I arrived in Masaya on Monday evening, and have since been working on a website for the Consumers Defense Association of Masaya (ACODEMA). You can read about their work in earlier entries: Consumer Rights & Their Violation, and Miceofinance: Why it (Sometimes) Just Doesn´t Work.
Roger Lecayo, the President of ACODEMA, met me at the bus and showed me around Masaya. Everyone knew him and greeted him cordially as we passed. When we went to dinner and tried to pay the check, the owner refused to charge him. I got a discount at my hostel for being affiliated with the organization.
Masaya is a lovely city, and has an aesthetic character somewhat like that of Estelí: small and charming, but still a city. It´s charming, friendly, and colorful. However, it isn´t otherwise much like Estelí. In two days here, I´ve met more anti-Sandinistas than I ever could have imagined existed in the whole country, and have seen more street children sniffing glue than there were shoeless kids in all of Estelí.
On Tuesday I arrived at the ACODEMA office preceeded by about twenty citizens seeking help to present their claims against Unión Fenosa, the Spanish company that is the sole distributor of electricity in Nicatagua.

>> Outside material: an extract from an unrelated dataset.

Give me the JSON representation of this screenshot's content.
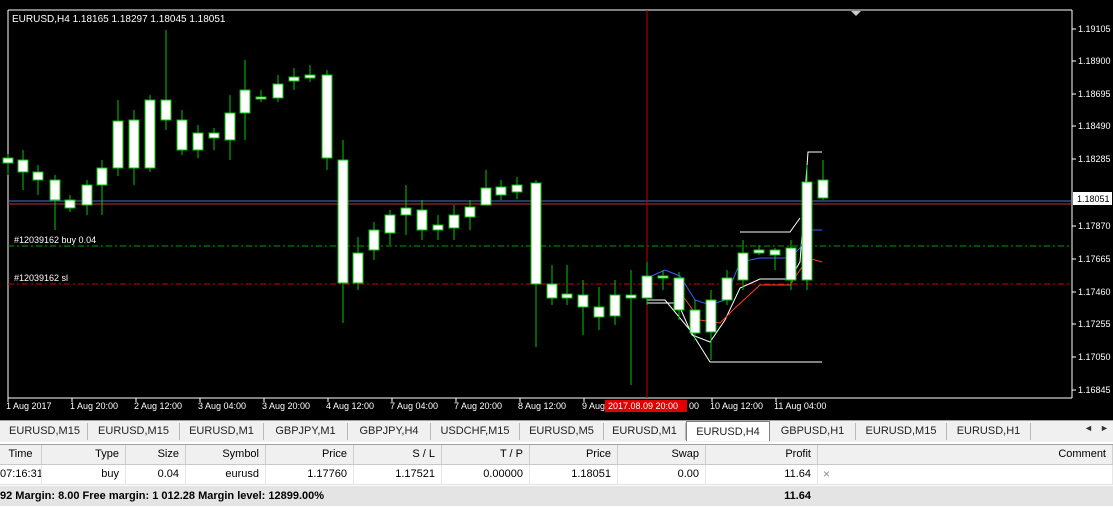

One woman had been billed in June for three times as much electricity as she had used in the preceeding months of this year. She had apparently not acquired any new appliances, nor had she used her existing appliances more than usual.
Another women had arranged a payment schedule with Unión Fenosa previously, but the payment schedule that the company had agreed upon was not honored, and her electricity had been cut. There were as many other complaints as there were poeple in the ACODEMA office, and we all went to Unión Fenosa to get it straightened out.
We waited for 30 minutes before anyone saw us. Roger went into the office with each of the distressed customers individually to give them support and representation in presenting their claim. All were resolved.
¨That seemed easy enough,¨ I said.
¨They respond to ACODEMA representatives,¨ he explained. ¨They know we know our rights and we won´t allow them to be violated. When people contact Unión Fenosa they simply don´t respond. So we go with them and demand a response. And nine out of ten times we win, because their claims are well-founded.¨
I understood, suddenly, why Roger and other ACODEMA staff are so popular in Masaya.